Repeat steps 2 through 5 on the second leg. It’s okay to spin the bird around on your cutting board. This is way safer than trying the advanced “overhand” technique.
These next steps are highly controversial! At this point, you need to ask yourself how this particular chicken will be used.
If, for example, you want chicken cutlets, then it’s probably better to remove the breast meat at this point and keep the carcass intact. However, if you’re planning on baking or roasting the breast with the bone, then proceed.
Step 6: Separate the Breast
Pick up the chicken by the backbone and stand it up vertically on your cutting board with the butt end pointing up. If the legs were still attached, they would be pointing to the sky. Use your chef’s knife to cut through the skin and cartilage between the breast and the back. Cut until you get through the first or second ribs.
Switch over to your cleaver, and continue cutting through the ribs using short, firm strokes. Alternatively, use poultry shears to cut through the ribs on both sides.
Then, use the tip of the cleaver to cut through the shoulder bones on either side (or use poultry shears).
The backbone should now be completely separated from the breast. Save it for stock.
Again, we come to an area of controversy. Why, I am asked, am I changing tools so much? Isn’t there an easier way? And the answer is “YES”!
Steps 6, 7 & 8 can all be safely accomplished using shears rather than a cleaver. There, i said it.
Now, split the breast. Take the breast (the wings are still attached) and place it skin side up on the board. With your chefs knife, cut through either side of the breast bone until you hit the sternum. Use your free hand to press down firmly on the blade until it cracks through the bone.
If you are only looking for 4 pieces of chicken, you’re all done! To continue breaking it down into 8 pieces, read on…
Using your fingertip, locate the ball joint between the thigh and drumstick.
Cut through the joint with your chef’s knife, separating the thigh from the drumstick.
Now, cut each breast in half crosswise by pressing down on your knife blade with your free hand until you crack through the breastbone.
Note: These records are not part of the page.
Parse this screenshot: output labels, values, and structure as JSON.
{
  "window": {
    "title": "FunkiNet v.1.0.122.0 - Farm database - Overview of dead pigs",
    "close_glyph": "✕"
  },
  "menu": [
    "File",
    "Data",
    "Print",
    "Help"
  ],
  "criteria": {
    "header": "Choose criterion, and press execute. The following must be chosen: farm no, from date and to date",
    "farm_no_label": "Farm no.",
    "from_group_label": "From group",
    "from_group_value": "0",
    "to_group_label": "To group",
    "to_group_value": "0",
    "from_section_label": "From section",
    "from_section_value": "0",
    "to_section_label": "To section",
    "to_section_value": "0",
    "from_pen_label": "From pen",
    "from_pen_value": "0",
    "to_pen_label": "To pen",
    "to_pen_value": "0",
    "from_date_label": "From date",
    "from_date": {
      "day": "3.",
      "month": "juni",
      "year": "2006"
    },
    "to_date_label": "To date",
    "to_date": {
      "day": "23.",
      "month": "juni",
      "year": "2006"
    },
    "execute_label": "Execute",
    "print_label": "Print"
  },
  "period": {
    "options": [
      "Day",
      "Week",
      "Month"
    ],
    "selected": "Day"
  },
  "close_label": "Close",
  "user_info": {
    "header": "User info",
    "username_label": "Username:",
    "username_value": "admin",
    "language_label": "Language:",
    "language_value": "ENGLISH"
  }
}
Follow these simple steps and you will be an expert by your third bird.
Next, we will learn what to do with all those lovely extras!
Watch Jacques do the break down:
This is chicken ballotine: